The Floods — One Year Later

This cool and rainy day brings to mind the pouring rains of one year ago that caused the devastating 2013 floods, one of the largest natural disasters in our state’s history.  Colorado has come a long way in the year since the flooding.  Earlier this week Governor Hickenlooper released a statement commemorating the flood anniversary, which included an update on funding and recovery.  This Saturday, September 13, has been designated by the State as the Colorado United Day of Service, on which citizens are encouraged to assist with the ongoing recovery.

In the wake of the disaster, the State of Colorado set up the new Colorado United website to connect citizens with recovery information and assistance.  The website is still going and includes the latest updates and news, impacted areas, a blog, volunteer opportunities (yes, still needed), a map of the floods, home safety tips, road and travel information, and more.  Other helpful information can be found at the Colorado Department of Agriculture’s Flood Resources webpage, which includes a photo gallery of the 2013 floods, and from the Colorado General Assembly’s Flood Disaster Study Committee.  The Colorado Department of Public Health and Environment has released a very helpful guide, After the Flood:  A Guide to Returning to Your Home and Cleaning UpOther environmental recovery resources can be found on CDPHE’s webpage.

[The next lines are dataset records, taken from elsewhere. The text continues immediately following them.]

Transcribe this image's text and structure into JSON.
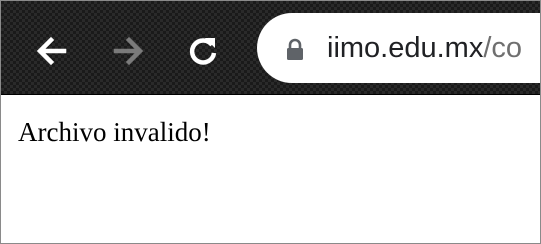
{
  "browser": {
    "toolbar": {
      "back_icon": "arrow-left-icon",
      "forward_icon": "arrow-right-icon",
      "reload_icon": "reload-icon",
      "lock_icon": "lock-icon"
    },
    "address_bar": {
      "domain": "iimo.edu.mx",
      "path": "/co"
    }
  },
  "page": {
    "message": "Archivo invalido!"
  },
  "colors": {
    "toolbar_background": "#1a1a1a",
    "icon_active": "#ffffff",
    "icon_disabled": "#7a7a7a",
    "omnibox_background": "#ffffff",
    "url_domain": "#202124",
    "url_path": "#6f6f6f"
  }
}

There are some encouraging stories.  The State Historical Fund has prepared a video about recovery and restoration of the Lyons Library, which was severely damaged.   This is but one of the many stories of how Coloradans have cleaned up, cleared out, and continued to work toward the renewal of their communities.

Boulder’s Little Church in the Pines was severely damaged when its foundation was washed out during the flooding.  The State Historical Fund/History Colorado released this image showing the structure in the aftermath of the flood; during stabilization; and today.